Why did China pull The Da Vinci Code?
Like the plot of the controversial film and the bestselling novel on which the film is based, Beijing's unprecedented decision to command Chinese cinemas to stop showing the American blockbuster is more than mysterious. It's baffling.
Nobody believes the official explanation--to make way for domestic films. The Da Vinci Code was given the widest-ever release of a foreign film in China; and it was well on its way to becoming one of the biggest box office hits in the country's history.
No, observers say, there must be other explanations for why the government withdrew The Da Vinci Code after approving its distribution--the first time this has happened to a foreign film.
They're right: there are other reasons, of which, the least important is a wilingness to placate the Vatican, which strongly objects to the film's by now well known premise that there exists a centuries-old secret society, called the Priory of Sion, which is dedicated to safeguarding Christ's sacred bloodline. Relations between Beijing and the Holy See are chilly, and efforts to restore formal diplomatic ties, which were cut in 1951, have been seriously set back by China's determination to tighten its control over the state-sanctioned Catholic church that claims some four million followers. (Millions of Chinese belong to an underground church that the government regards as subversive. In all, there are approximately 20 million Christians in China, out of a total population of 1.3 billion people.)
Ironically, our correspondent reports, it is not China's Christians that Beijing had in mind when it pulled the plug on The Da Vinci Code, but its Muslims. China does not want to risk setting in motion a chain of events that could lead to real or perceived insults to Islam and its prophet Muhammad.

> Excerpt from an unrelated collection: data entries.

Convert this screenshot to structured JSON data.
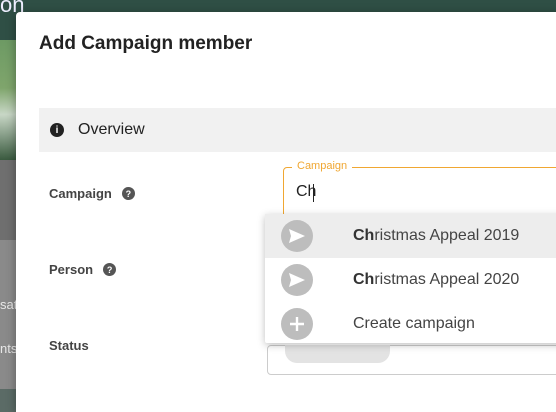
{
  "background": {
    "title_fragment": "on",
    "side_fragments": [
      "sat",
      "nts"
    ]
  },
  "modal": {
    "title": "Add Campaign member",
    "section": {
      "label": "Overview",
      "icon": "info-icon"
    },
    "fields": {
      "campaign": {
        "label": "Campaign",
        "floating_label": "Campaign",
        "value": "Ch"
      },
      "person": {
        "label": "Person"
      },
      "status": {
        "label": "Status"
      }
    },
    "dropdown": {
      "items": [
        {
          "match": "Ch",
          "rest": "ristmas Appeal 2019",
          "icon": "send-icon",
          "highlighted": true
        },
        {
          "match": "Ch",
          "rest": "ristmas Appeal 2020",
          "icon": "send-icon",
          "highlighted": false
        },
        {
          "match": "",
          "rest": "Create campaign",
          "icon": "plus-icon",
          "highlighted": false
        }
      ]
    }
  },
  "colors": {
    "accent": "#f0a732",
    "highlight": "#ededed"
  }
}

Beijing's decision was influenced by its longtime ally Pakistan, which last Saturday also banned The Da Vinci Code--both the film and the book--as "blasphemous," even though Christians only make up three percent of Pakistan's 150 million people. Islamist organizations, which opposed allowing the film to be distributed in Pakistan, constitute a serious threat to stability; and authorities are keenly aware that "a blasphemous film about Jesus today could be followed by a blasphemous film--or cartoon--about Mohammed tomorrow," as an analyst familiar with Pakistan's political picture puts it.
"Better to ban everything before something spins out of control," he says, recalling that a 1993 cartoon ridiculing Muslims led to an uprising in China's northwestern Xinjiang autonomous region. Paramilitary police had to be called in to storm an occupied mosque.
There are between 20 million and 100 million Muslims in China--estimates vary widely--including a significant segment that is increasingly influenced by fundamentalist and Islamist teachings. In predominantly Muslim Xinjiang, authorities are engaged in a bloody struggle with separatists and religious and ethnic activists.
Setting aside the potential for religious unrest, there is another possible explanation for Beijing's move against The Da Vinci Code. China's ruling Communist Party is only comfortable with conspiracy theories of its own making--for example, that the United States created SARS as part of an effort to contain China's rise. Government-run rumor mills regularly use the censored, filtered Internet to test and promote conspiracy theories in order to explain anything bad that happens in China.
The ideas in The Da Vinci Code are way beyond Beijing's control; in fact, they have taken on a life of their own. A worldwide publishing phenomenon, the novel has spawned a series of successful nonfiction books and television programs about the sacred bloodline theory, including at least one volume, The Sion Revelation, which argues that the Priory of Sion was a hoax created by a secular secret society to divert attention from its sinister plans for world domination. The supposed achievements of this powerful, international group, known as "synarchists," include installing Charles de Gaulle as president of France and the step-by-step formation of a "United States of Europe," more commonly known as the European Union.
None of which has anything whatsoever to do with China ... except ... possibly ... for our recent report about a Hollywood producer's efforts to pitch a feature film that somehow connects synarchy with China's capitalist embrace and economic expansion. The screenplay's story line is said to revolve around an Ivy League professor-blogger who unearths an international conspiracy to orchestrate a Chinese economic crash in order to first destroy and then rebuild the global financial system. And the hero reportedly bears a striking resemblance to the actor Richard Gere, whose activism on behalf of Tibet has earned him prominent placement on China's celebrity enemies list.
Could this story have made the difference? Could an article in our little blog--which is blocked on the mainland--have come to the attention of the powers that be in Beijing and prompted them to also ban The Da Vinci Code?
The idea is absurd, of course, ridiculous, preposterous....
We'll start writing the novel tomorrow.
technorati tags: China
technorati tags: The Da Vinci Code